- [PROMPT]:
Print the data that follows exactly.

- [DATA SHOWN]:
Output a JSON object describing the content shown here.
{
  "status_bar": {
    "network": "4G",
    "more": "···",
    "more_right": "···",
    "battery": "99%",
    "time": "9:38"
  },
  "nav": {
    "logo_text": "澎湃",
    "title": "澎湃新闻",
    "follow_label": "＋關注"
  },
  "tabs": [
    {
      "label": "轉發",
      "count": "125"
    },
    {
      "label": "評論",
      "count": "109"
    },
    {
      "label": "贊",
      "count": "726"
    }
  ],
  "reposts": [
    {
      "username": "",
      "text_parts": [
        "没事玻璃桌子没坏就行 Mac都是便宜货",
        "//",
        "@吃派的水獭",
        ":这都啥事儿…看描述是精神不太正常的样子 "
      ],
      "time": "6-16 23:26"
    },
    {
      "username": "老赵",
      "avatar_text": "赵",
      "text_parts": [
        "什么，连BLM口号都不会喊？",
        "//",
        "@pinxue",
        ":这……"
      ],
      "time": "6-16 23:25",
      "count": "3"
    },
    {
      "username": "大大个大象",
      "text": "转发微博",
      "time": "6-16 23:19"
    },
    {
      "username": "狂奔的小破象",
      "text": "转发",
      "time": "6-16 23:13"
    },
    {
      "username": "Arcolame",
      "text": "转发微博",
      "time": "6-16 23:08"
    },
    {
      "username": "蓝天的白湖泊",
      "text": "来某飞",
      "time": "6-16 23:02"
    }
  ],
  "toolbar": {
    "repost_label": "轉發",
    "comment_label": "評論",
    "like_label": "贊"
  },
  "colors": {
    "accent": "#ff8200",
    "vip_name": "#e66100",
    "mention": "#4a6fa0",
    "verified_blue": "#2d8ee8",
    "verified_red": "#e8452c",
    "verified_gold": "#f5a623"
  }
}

- [ANSWER AREA]:
Output a JSON object describing the content shown here.
{
  "status_bar": {
    "network": "4G",
    "more": "···",
    "more_right": "···",
    "battery": "99%",
    "time": "9:38"
  },
  "nav": {
    "logo_text": "澎湃",
    "title": "澎湃新闻",
    "follow_label": "＋關注"
  },
  "tabs": [
    {
      "label": "轉發",
      "count": "125"
    },
    {
      "label": "評論",
      "count": "109"
    },
    {
      "label": "贊",
      "count": "726"
    }
  ],
  "reposts": [
    {
      "username": "",
      "text_parts": [
        "没事玻璃桌子没坏就行 Mac都是便宜货",
        "//",
        "@吃派的水獭",
        ":这都啥事儿…看描述是精神不太正常的样子 "
      ],
      "time": "6-16 23:26"
    },
    {
      "username": "老赵",
      "avatar_text": "赵",
      "text_parts": [
        "什么，连BLM口号都不会喊？",
        "//",
        "@pinxue",
        ":这……"
      ],
      "time": "6-16 23:25",
      "count": "3"
    },
    {
      "username": "大大个大象",
      "text": "转发微博",
      "time": "6-16 23:19"
    },
    {
      "username": "狂奔的小破象",
      "text": "转发",
      "time": "6-16 23:13"
    },
    {
      "username": "Arcolame",
      "text": "转发微博",
      "time": "6-16 23:08"
    },
    {
      "username": "蓝天的白湖泊",
      "text": "来某飞",
      "time": "6-16 23:02"
    }
  ],
  "toolbar": {
    "repost_label": "轉發",
    "comment_label": "評論",
    "like_label": "贊"
  },
  "colors": {
    "accent": "#ff8200",
    "vip_name": "#e66100",
    "mention": "#4a6fa0",
    "verified_blue": "#2d8ee8",
    "verified_red": "#e8452c",
    "verified_gold": "#f5a623"
  }
}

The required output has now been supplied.